Poignant last letter of Titanic steward to wife reveals fears about ‘jinxed’ liner
19th June 2020
19th June 2020
A letter written by a steward on Titanic in which he told how he feared the doomed voyage would not be its "crowning trip" is tipped to fetch £18,000 at auction. Edward Stone penned the prescient note on White Star Line-headed paper to his "darling wife" Violet shortly before the liner left Queenstown in Ireland bound for New York on April 11, 1912.
He also referred to a near-miss with another liner, SS New York, in Southampton earlier which almost curtailed its maiden voyage. Edward, 30, a second-class cabin steward, told Violet: "I don't think this will be the crowning glory."
It is unclear what he meant, although he may have been referring to the fact the liner was only half full of passengers.
He also pledged to bring her back a gift from his trip, writing: "We'll do the best we can trusting we shall bring something good from the other side."
And he ends with: "Ta ta sweetheart. With all of my fondest love to my dear little wife. Yours ever, your loving husband Ted."
The letter, still in its original envelope, was posted from Queenstown to Violet back home in Shirley, Southampton.
Three days later, Edward was among the 1,522 passengers and crew who perished when the 45,000-ton ocean liner, nicknamed the Queen of the Seas, struck an iceberg and sank on April 15.
His body was recovered from the Atlantic within days and he was buried in Halifax, Canada.

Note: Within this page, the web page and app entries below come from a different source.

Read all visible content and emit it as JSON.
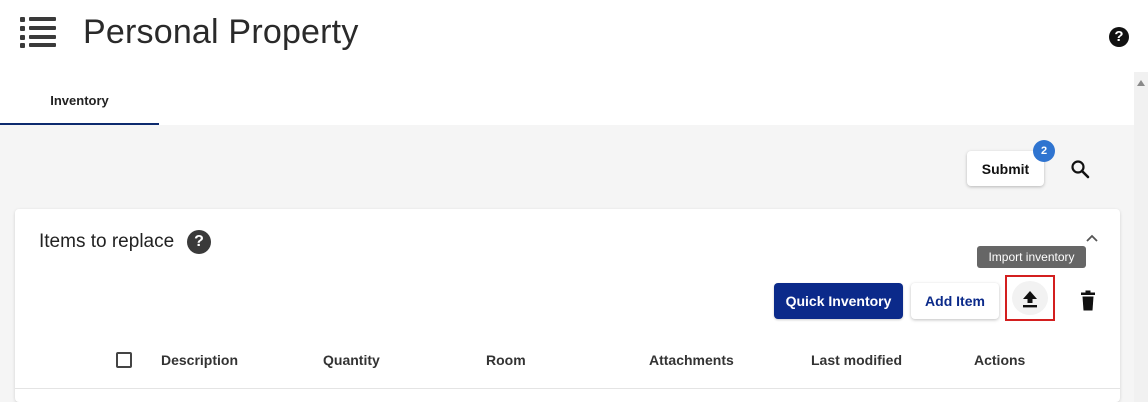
{
  "header": {
    "title": "Personal Property",
    "menu_icon": "list-menu-icon",
    "help_icon": "help-circle-icon",
    "help_glyph": "?"
  },
  "tabs": [
    {
      "label": "Inventory",
      "active": true
    }
  ],
  "toolbar": {
    "submit_label": "Submit",
    "submit_badge": "2",
    "search_icon": "search-icon"
  },
  "section": {
    "title": "Items to replace",
    "help_glyph": "?",
    "collapse_icon": "chevron-up-icon",
    "tooltip": "Import inventory",
    "quick_inventory_label": "Quick Inventory",
    "add_item_label": "Add Item",
    "import_icon": "upload-icon",
    "delete_icon": "trash-icon"
  },
  "table": {
    "columns": [
      "Description",
      "Quantity",
      "Room",
      "Attachments",
      "Last modified",
      "Actions"
    ]
  },
  "colors": {
    "primary": "#0b2a8a",
    "badge": "#2f74d0",
    "highlight": "#d31f1f",
    "tab_underline": "#0d2a6e"
  }
}
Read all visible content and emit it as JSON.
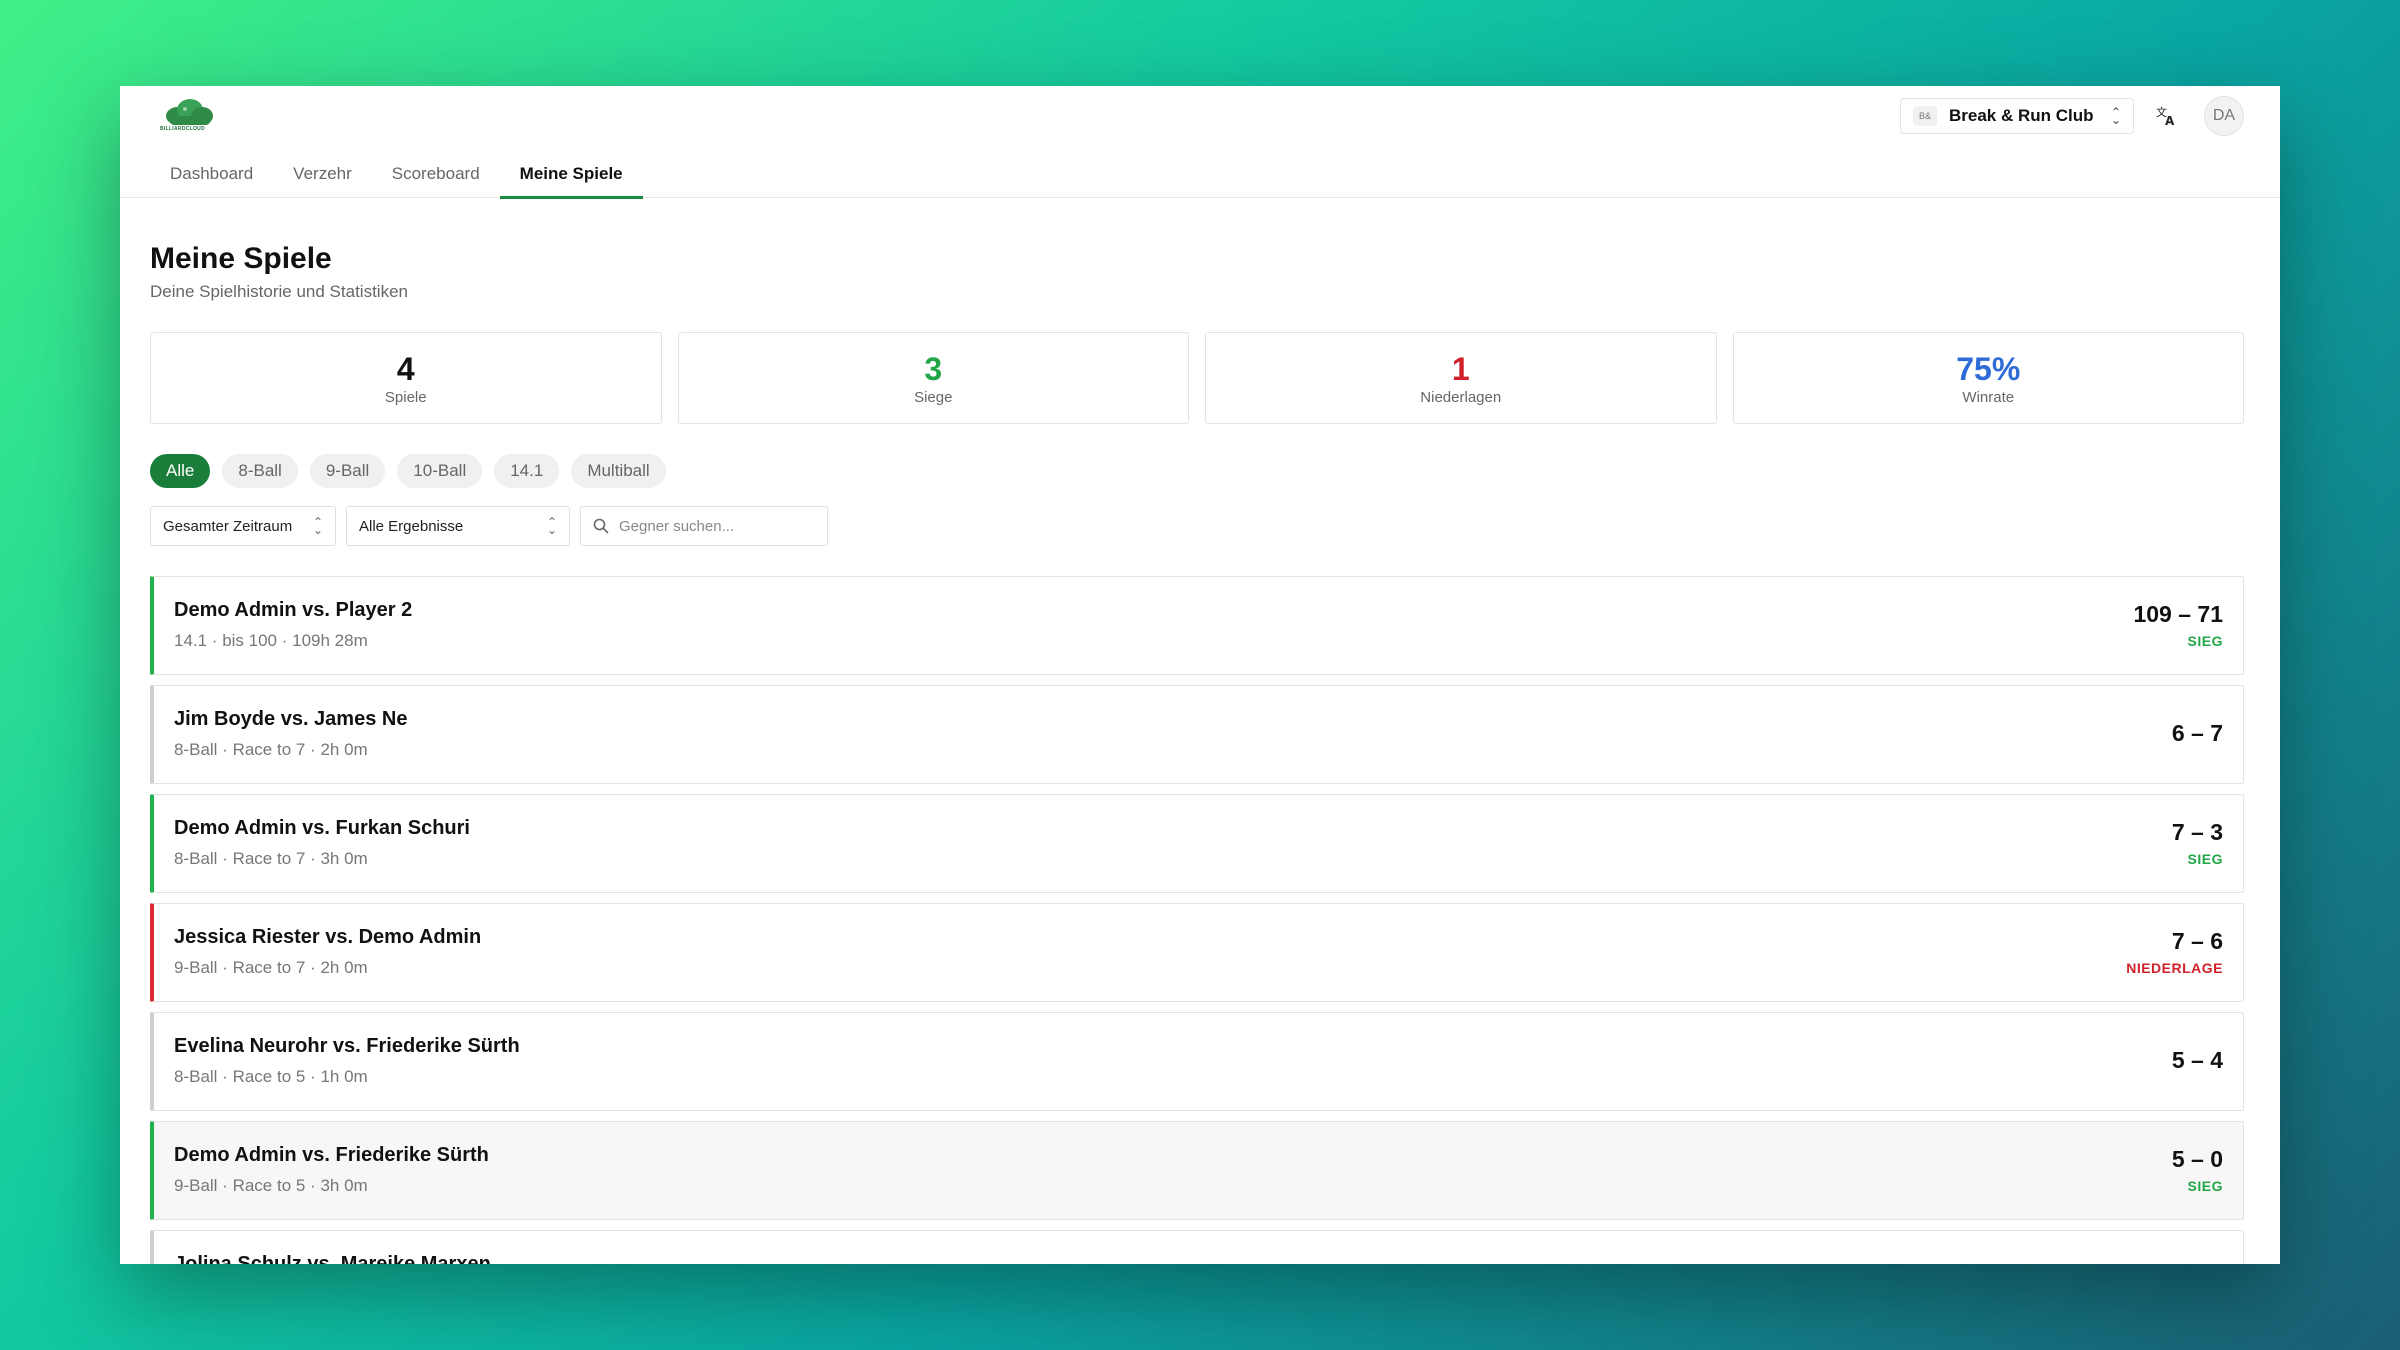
{
  "logo": {
    "text": "BILLIARDCLOUD"
  },
  "header": {
    "club_badge": "B&",
    "club_name": "Break & Run Club",
    "avatar": "DA"
  },
  "nav": {
    "tabs": [
      {
        "label": "Dashboard"
      },
      {
        "label": "Verzehr"
      },
      {
        "label": "Scoreboard"
      },
      {
        "label": "Meine Spiele",
        "active": true
      }
    ]
  },
  "page": {
    "title": "Meine Spiele",
    "subtitle": "Deine Spielhistorie und Statistiken"
  },
  "stats": [
    {
      "value": "4",
      "label": "Spiele",
      "color": "#111111"
    },
    {
      "value": "3",
      "label": "Siege",
      "color": "#22a647"
    },
    {
      "value": "1",
      "label": "Niederlagen",
      "color": "#d0202a"
    },
    {
      "value": "75%",
      "label": "Winrate",
      "color": "#2e6bd6"
    }
  ],
  "filters": {
    "pills": [
      "Alle",
      "8-Ball",
      "9-Ball",
      "10-Ball",
      "14.1",
      "Multiball"
    ],
    "active_pill": "Alle",
    "period": "Gesamter Zeitraum",
    "results": "Alle Ergebnisse",
    "search_placeholder": "Gegner suchen..."
  },
  "games": [
    {
      "title": "Demo Admin vs. Player 2",
      "meta": "14.1 · bis 100 · 109h 28m",
      "score": "109 – 71",
      "result": "SIEG",
      "status": "win"
    },
    {
      "title": "Jim Boyde vs. James Ne",
      "meta": "8-Ball · Race to 7 · 2h 0m",
      "score": "6 – 7",
      "result": "",
      "status": "neutral"
    },
    {
      "title": "Demo Admin vs. Furkan Schuri",
      "meta": "8-Ball · Race to 7 · 3h 0m",
      "score": "7 – 3",
      "result": "SIEG",
      "status": "win"
    },
    {
      "title": "Jessica Riester vs. Demo Admin",
      "meta": "9-Ball · Race to 7 · 2h 0m",
      "score": "7 – 6",
      "result": "NIEDERLAGE",
      "status": "loss"
    },
    {
      "title": "Evelina Neurohr vs. Friederike Sürth",
      "meta": "8-Ball · Race to 5 · 1h 0m",
      "score": "5 – 4",
      "result": "",
      "status": "neutral"
    },
    {
      "title": "Demo Admin vs. Friederike Sürth",
      "meta": "9-Ball · Race to 5 · 3h 0m",
      "score": "5 – 0",
      "result": "SIEG",
      "status": "win",
      "highlight": true
    },
    {
      "title": "Jolina Schulz vs. Mareike Marxen",
      "meta": "",
      "score": "",
      "result": "",
      "status": "neutral"
    }
  ]
}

The note, being sold by a relative of Edward, goes under the hammer tomorrow at Henry Aldridge and Son Auctioneers in Devizes, Wiltshire.
The letter is expected to fetch £18,000.